Start of Block

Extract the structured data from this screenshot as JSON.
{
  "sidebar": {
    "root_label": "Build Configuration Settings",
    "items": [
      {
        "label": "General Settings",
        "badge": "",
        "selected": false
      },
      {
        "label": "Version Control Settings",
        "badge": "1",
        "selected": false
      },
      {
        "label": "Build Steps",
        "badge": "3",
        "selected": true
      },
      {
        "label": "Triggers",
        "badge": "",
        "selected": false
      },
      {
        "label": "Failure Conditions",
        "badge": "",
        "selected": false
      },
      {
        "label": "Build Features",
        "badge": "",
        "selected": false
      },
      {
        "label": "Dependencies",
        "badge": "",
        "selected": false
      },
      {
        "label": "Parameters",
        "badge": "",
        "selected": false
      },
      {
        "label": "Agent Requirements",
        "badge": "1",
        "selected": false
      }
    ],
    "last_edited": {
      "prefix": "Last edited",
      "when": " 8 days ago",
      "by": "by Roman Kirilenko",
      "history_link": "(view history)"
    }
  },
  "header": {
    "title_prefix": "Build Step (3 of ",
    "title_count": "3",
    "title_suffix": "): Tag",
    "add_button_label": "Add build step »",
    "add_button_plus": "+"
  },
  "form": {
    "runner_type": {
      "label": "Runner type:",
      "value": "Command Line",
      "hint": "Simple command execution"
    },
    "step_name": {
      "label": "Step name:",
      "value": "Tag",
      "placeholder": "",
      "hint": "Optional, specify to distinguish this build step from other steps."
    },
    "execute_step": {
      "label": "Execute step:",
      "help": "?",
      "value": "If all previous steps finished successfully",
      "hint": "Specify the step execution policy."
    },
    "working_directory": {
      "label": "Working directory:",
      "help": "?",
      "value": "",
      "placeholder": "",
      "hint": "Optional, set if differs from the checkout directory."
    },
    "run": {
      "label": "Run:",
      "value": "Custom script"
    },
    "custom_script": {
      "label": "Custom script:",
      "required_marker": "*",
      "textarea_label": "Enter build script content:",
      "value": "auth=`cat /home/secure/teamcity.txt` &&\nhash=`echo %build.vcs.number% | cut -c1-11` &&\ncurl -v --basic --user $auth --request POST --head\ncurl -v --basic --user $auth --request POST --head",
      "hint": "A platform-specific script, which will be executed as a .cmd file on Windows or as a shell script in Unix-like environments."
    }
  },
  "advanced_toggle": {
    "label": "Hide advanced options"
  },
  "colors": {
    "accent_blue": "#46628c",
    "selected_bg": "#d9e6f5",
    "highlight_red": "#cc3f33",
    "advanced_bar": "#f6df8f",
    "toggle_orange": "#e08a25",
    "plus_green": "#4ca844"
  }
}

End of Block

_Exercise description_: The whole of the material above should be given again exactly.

_Result of the exercise_:
Extract the structured data from this screenshot as JSON.
{
  "sidebar": {
    "root_label": "Build Configuration Settings",
    "items": [
      {
        "label": "General Settings",
        "badge": "",
        "selected": false
      },
      {
        "label": "Version Control Settings",
        "badge": "1",
        "selected": false
      },
      {
        "label": "Build Steps",
        "badge": "3",
        "selected": true
      },
      {
        "label": "Triggers",
        "badge": "",
        "selected": false
      },
      {
        "label": "Failure Conditions",
        "badge": "",
        "selected": false
      },
      {
        "label": "Build Features",
        "badge": "",
        "selected": false
      },
      {
        "label": "Dependencies",
        "badge": "",
        "selected": false
      },
      {
        "label": "Parameters",
        "badge": "",
        "selected": false
      },
      {
        "label": "Agent Requirements",
        "badge": "1",
        "selected": false
      }
    ],
    "last_edited": {
      "prefix": "Last edited",
      "when": " 8 days ago",
      "by": "by Roman Kirilenko",
      "history_link": "(view history)"
    }
  },
  "header": {
    "title_prefix": "Build Step (3 of ",
    "title_count": "3",
    "title_suffix": "): Tag",
    "add_button_label": "Add build step »",
    "add_button_plus": "+"
  },
  "form": {
    "runner_type": {
      "label": "Runner type:",
      "value": "Command Line",
      "hint": "Simple command execution"
    },
    "step_name": {
      "label": "Step name:",
      "value": "Tag",
      "placeholder": "",
      "hint": "Optional, specify to distinguish this build step from other steps."
    },
    "execute_step": {
      "label": "Execute step:",
      "help": "?",
      "value": "If all previous steps finished successfully",
      "hint": "Specify the step execution policy."
    },
    "working_directory": {
      "label": "Working directory:",
      "help": "?",
      "value": "",
      "placeholder": "",
      "hint": "Optional, set if differs from the checkout directory."
    },
    "run": {
      "label": "Run:",
      "value": "Custom script"
    },
    "custom_script": {
      "label": "Custom script:",
      "required_marker": "*",
      "textarea_label": "Enter build script content:",
      "value": "auth=`cat /home/secure/teamcity.txt` &&\nhash=`echo %build.vcs.number% | cut -c1-11` &&\ncurl -v --basic --user $auth --request POST --head\ncurl -v --basic --user $auth --request POST --head",
      "hint": "A platform-specific script, which will be executed as a .cmd file on Windows or as a shell script in Unix-like environments."
    }
  },
  "advanced_toggle": {
    "label": "Hide advanced options"
  },
  "colors": {
    "accent_blue": "#46628c",
    "selected_bg": "#d9e6f5",
    "highlight_red": "#cc3f33",
    "advanced_bar": "#f6df8f",
    "toggle_orange": "#e08a25",
    "plus_green": "#4ca844"
  }
}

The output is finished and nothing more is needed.